Instructions to follow:
Check every line of the data for the word "arrow", and copy those that have it.

Records contained in a dataset:
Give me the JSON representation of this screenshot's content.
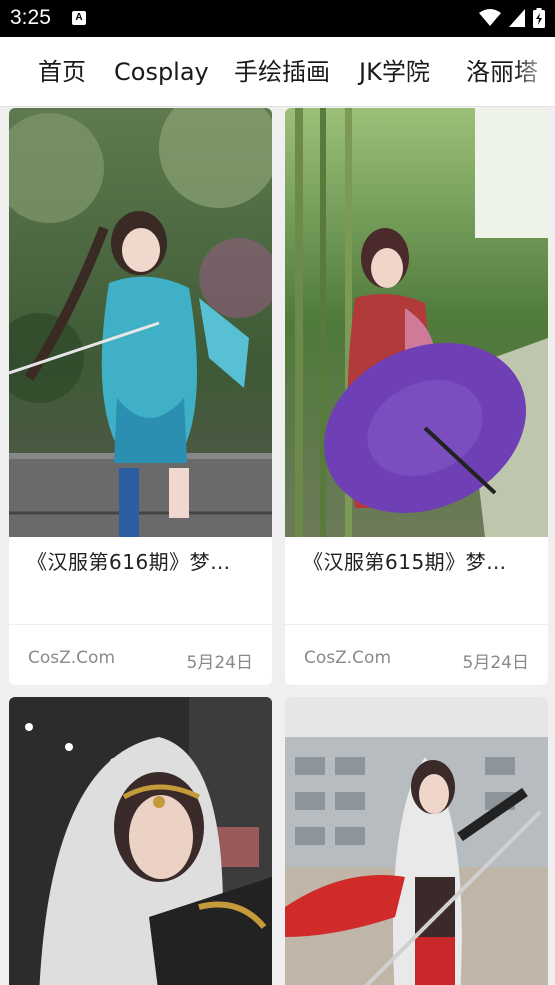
{
  "status_bar": {
    "time": "3:25",
    "notification_icon": "A",
    "icons": [
      "wifi-icon",
      "cell-signal-icon",
      "battery-icon"
    ]
  },
  "tabs": [
    {
      "label": "首页"
    },
    {
      "label": "Cosplay"
    },
    {
      "label": "手绘插画"
    },
    {
      "label": "JK学院"
    },
    {
      "label": "洛丽塔"
    }
  ],
  "cards": [
    {
      "title": "《汉服第616期》梦…",
      "source": "CosZ.Com",
      "date": "5月24日"
    },
    {
      "title": "《汉服第615期》梦…",
      "source": "CosZ.Com",
      "date": "5月24日"
    },
    {
      "title": "",
      "source": "",
      "date": ""
    },
    {
      "title": "",
      "source": "",
      "date": ""
    }
  ],
  "colors": {
    "background": "#efefef",
    "card": "#ffffff",
    "text_primary": "#222222",
    "text_secondary": "#8a8a8a"
  }
}
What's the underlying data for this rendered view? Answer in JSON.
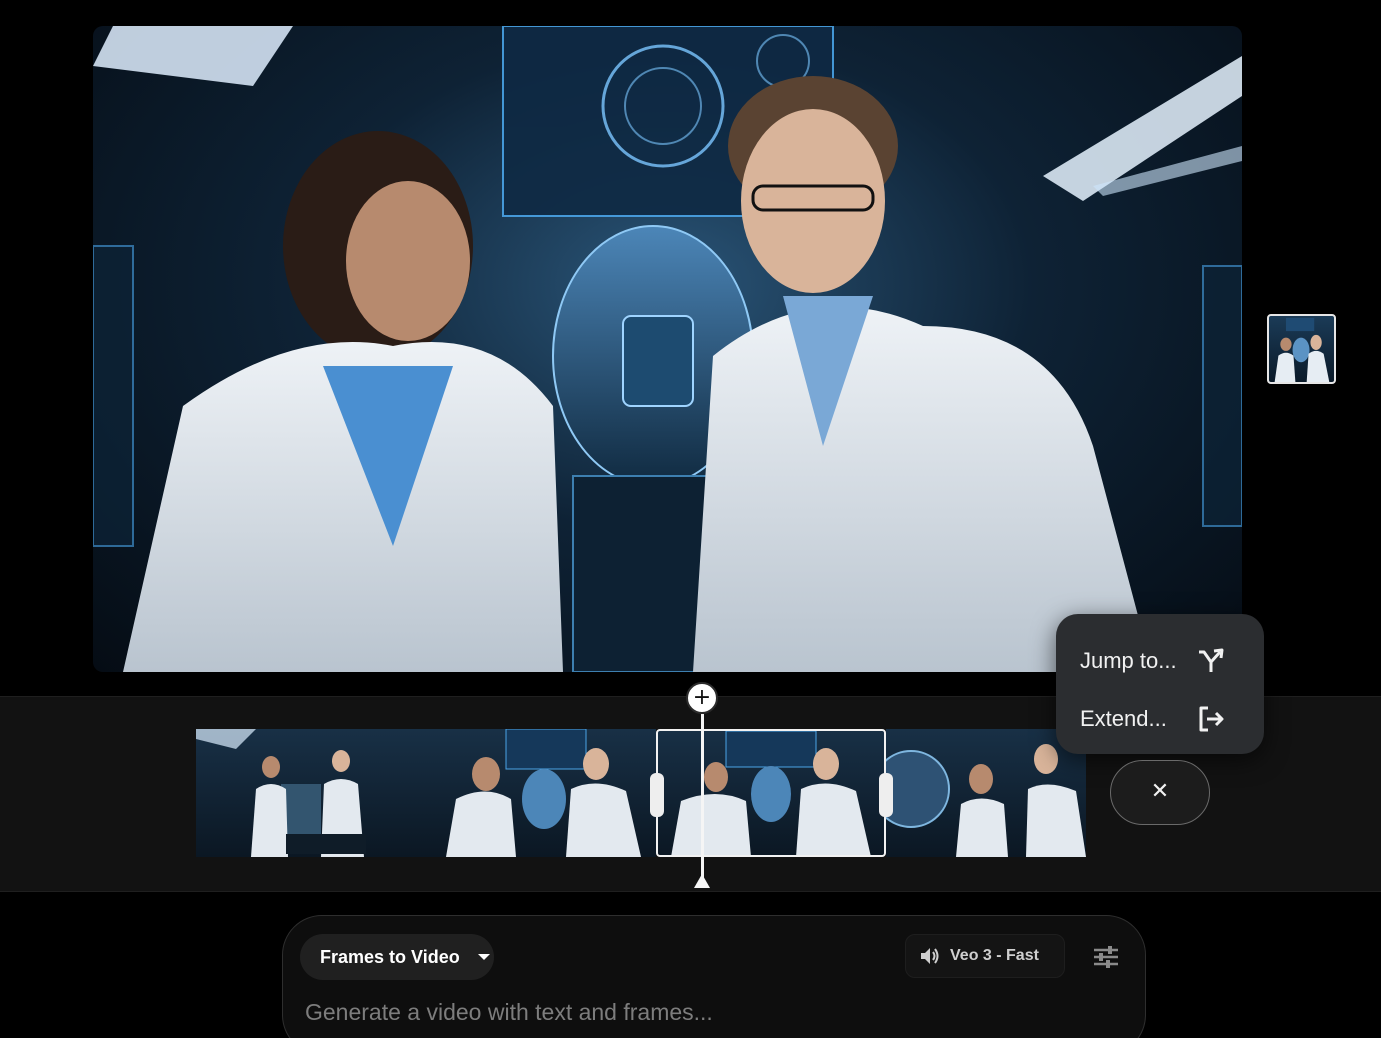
{
  "menu": {
    "jump_label": "Jump to...",
    "jump_icon": "merge-arrow-icon",
    "extend_label": "Extend...",
    "extend_icon": "logout-arrow-icon"
  },
  "close_button": {
    "label": "✕",
    "icon": "close-icon"
  },
  "timeline": {
    "add_label": "+",
    "clips": [
      {
        "name": "clip-1"
      },
      {
        "name": "clip-2"
      },
      {
        "name": "clip-3",
        "selected": true
      },
      {
        "name": "clip-4"
      }
    ]
  },
  "composer": {
    "mode_label": "Frames to Video",
    "model_label": "Veo 3 - Fast",
    "model_icon": "speaker-icon",
    "settings_icon": "sliders-icon",
    "prompt_placeholder": "Generate a video with text and frames..."
  },
  "colors": {
    "background": "#000000",
    "timeline_bg": "#121212",
    "menu_bg": "#2b2d30",
    "accent_blue": "#5fb4ff"
  }
}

Finished exercise:
    "jump_icon": "merge-arrow-icon",
    "extend_icon": "logout-arrow-icon"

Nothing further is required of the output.